Collateral. The fourth C is collateral – the property the Bank can take if you are in default on the loan. Appraisal, inspection, a survey, and title research are all used to determine if the property is good collateral for the loan. The lender wants to know if the property could be sold to satisfy the obligation if the borrower were to default.


There are many factors that affect your interest rate – most of them are risk factors related to your individual situation. The greater the number of risk factors, the higher the rate. The lender looks at how you currently manage your finances to predict if you will make your mortgage payments on time and in full. Risk factors include:

- The amount of equity in your home (e.g. the larger the down payment the less likely you will default)
- credit score/history
- property type (e.g. primary residence versus investment property)
- loan type and length of the fixed period.

Other factors may affect your mortgage interest rate, but in a lesser way, such as DTI ratio and whether or not you escrow reserves,


When you apply for a loan, we work with you and inform you about current rates, but ultimately you decide when to lock (make a firm commitment to) the rate. All it takes is a phone call to let us know that you want to lock your rate. Loan rates are usually locked for 30 days, which is how long it takes to process and close most loans. But let’s say you are purchasing a home during a time of rising interest rates and you want to lock in your rate for a longer period of time – 45, 60 or 90 days. The longer the lock period the more it will cost. For example, if you locked your rate in for 30 days at an interest rate of say 4.75%, the rate to lock it in for 60 days might be a little higher at 4.875%. Alternatively, instead of the higher rate you may be able to pay the difference in the form of a partial point, such as 0.125% of the loan amount.


A monthly loan payment is typically made up of four components: PITI, which stands for Principal, Interest, Taxes and Insurance.

1. Principal and Interest. This is the loan amount with interest, amortized over the number of years of the loan (typically thirty).

2. Taxes. These are the annual real estate taxes for the property divided by 12 months.

3. Insurance. This is the amount of the annual hazard insurance divided by 12 months.

If you have less than 20% equity in your property you will be required to pay some form of Private Mortgage Insurance (PMI). This is included in your monthly mortgage payment.

If your property is a condo or townhouse, you will also pay a monthly homeowners association (HOA) fee.

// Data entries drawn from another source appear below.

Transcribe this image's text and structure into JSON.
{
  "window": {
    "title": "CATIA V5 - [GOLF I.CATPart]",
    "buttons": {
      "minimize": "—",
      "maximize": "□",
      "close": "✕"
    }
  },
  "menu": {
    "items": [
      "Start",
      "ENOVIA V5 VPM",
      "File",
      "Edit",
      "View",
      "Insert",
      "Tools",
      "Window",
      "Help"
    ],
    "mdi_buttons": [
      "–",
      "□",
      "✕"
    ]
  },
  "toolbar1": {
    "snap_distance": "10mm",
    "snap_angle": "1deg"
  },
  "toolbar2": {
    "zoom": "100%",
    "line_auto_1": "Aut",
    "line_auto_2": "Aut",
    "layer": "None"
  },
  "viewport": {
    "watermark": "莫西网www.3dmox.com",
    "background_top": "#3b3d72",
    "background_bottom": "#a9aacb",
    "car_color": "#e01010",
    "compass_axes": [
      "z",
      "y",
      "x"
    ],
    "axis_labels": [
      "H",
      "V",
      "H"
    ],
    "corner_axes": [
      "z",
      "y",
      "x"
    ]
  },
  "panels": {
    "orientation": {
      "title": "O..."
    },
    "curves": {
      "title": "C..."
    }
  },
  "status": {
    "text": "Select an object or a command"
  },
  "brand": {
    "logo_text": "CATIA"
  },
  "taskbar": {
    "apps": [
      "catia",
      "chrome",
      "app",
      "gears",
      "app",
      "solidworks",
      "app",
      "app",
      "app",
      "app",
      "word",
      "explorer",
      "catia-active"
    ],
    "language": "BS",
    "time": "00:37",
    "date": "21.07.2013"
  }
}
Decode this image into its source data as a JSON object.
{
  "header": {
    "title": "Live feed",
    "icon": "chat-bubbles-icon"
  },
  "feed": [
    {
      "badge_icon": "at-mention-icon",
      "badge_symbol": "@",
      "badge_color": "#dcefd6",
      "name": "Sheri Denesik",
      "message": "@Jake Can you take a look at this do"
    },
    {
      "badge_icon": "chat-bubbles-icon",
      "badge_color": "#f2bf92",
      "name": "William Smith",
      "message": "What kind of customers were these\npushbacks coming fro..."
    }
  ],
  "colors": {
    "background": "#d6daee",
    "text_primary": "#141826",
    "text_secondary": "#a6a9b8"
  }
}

You pay it directly to the association, not the lender. The association fee is set by the association and will increase as time go on.


The more down payment a buyer puts into a purchase, the less likely he is to default on the loan. To reduce the lender’s risk when the down payment is lower than 20%, the borrower usually compensates the lender for the added risk by buying a Private Mortgage Insurance (PMI) insurance policy.

There are several methods that can be used to reduce the lender’s risk when the down payment is less than 20%. The lender will decide which ones you are eligible for, depending on your credit worthiness:

1. Traditional PMI. An additional amount is added to your monthly payment for PMI.

2. Lender Paid PMI. In this type of loan the lender pays the PMI for you, and you are charged a higher interest rate.

3. Financed Single Premium PMI. You pay the lender for the PMI in one lump sum at closing. No PMI payments are added to your monthly payments. The single premium can be financed within the mortgage.

Each method has it advantages and disadvantages, depending on the amount of your down payment and the time you expect to own the house. We will explain the differences to you if you have less than a 20% down payment.